:: Information given ::

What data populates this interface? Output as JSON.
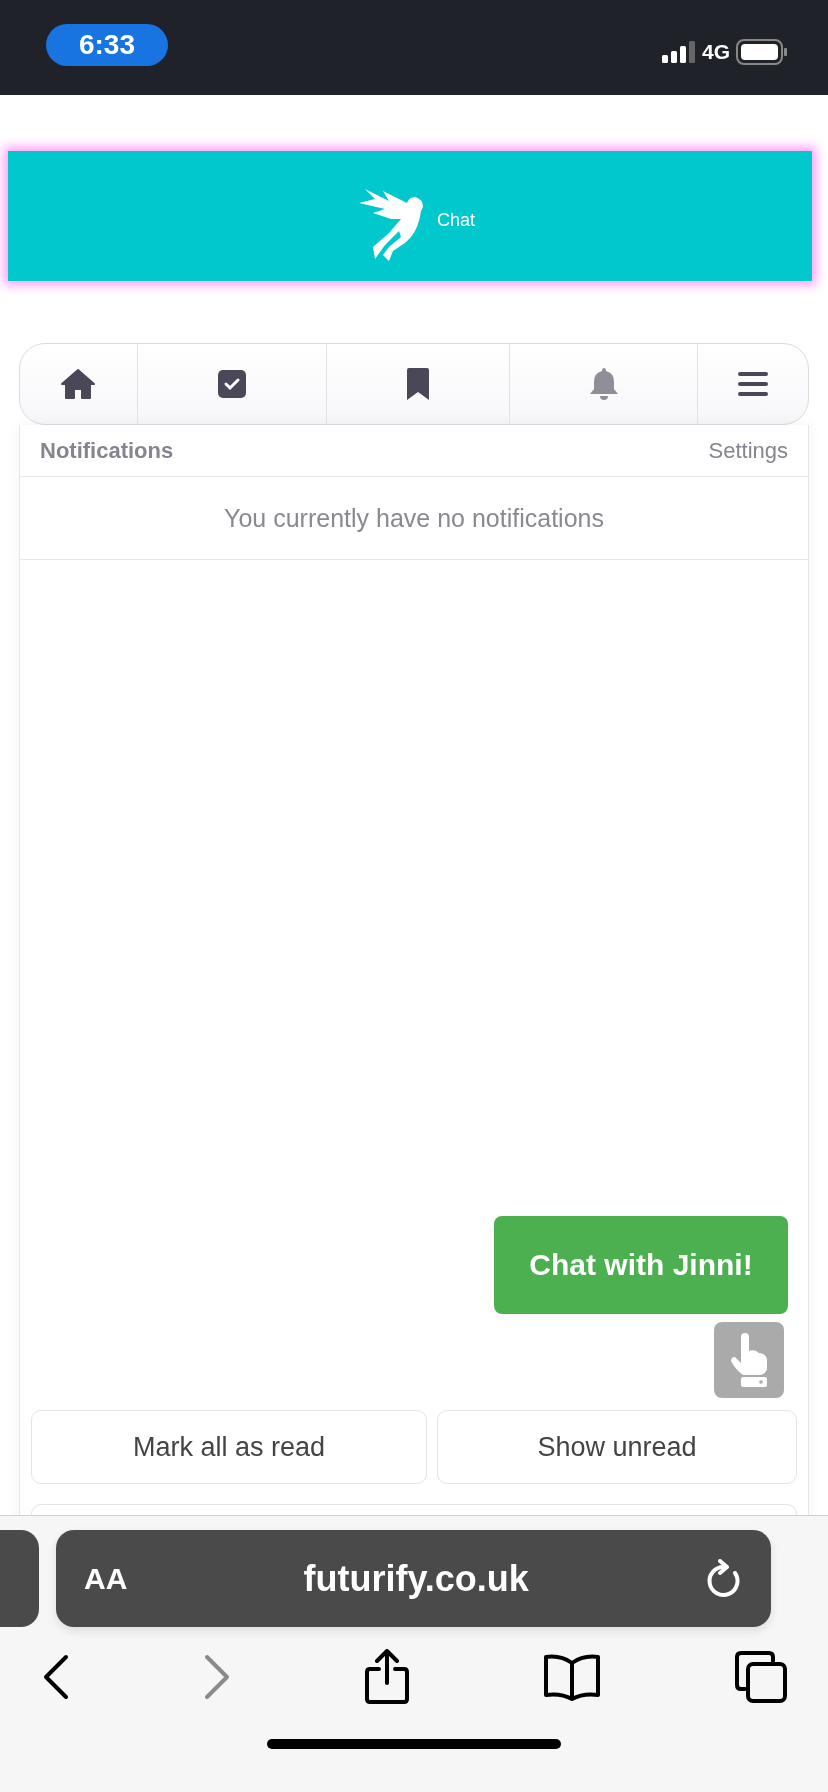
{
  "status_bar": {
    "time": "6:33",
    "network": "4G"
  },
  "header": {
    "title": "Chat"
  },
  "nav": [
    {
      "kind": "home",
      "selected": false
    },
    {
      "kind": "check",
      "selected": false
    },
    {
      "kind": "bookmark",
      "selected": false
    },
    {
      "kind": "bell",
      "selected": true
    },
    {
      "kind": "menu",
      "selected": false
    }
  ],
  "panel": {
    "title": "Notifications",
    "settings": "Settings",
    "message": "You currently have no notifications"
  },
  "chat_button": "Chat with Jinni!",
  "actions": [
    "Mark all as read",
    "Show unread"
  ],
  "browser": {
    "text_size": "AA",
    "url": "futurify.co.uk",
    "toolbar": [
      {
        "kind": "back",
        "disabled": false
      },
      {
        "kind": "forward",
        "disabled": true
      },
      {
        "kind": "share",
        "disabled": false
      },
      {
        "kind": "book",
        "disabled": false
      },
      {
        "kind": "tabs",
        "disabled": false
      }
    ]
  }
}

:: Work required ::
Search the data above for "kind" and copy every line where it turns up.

:: Exercise result ::
      "kind": "home",
      "kind": "check",
      "kind": "bookmark",
      "kind": "bell",
      "kind": "menu",
        "kind": "back",
        "kind": "forward",
        "kind": "share",
        "kind": "book",
        "kind": "tabs",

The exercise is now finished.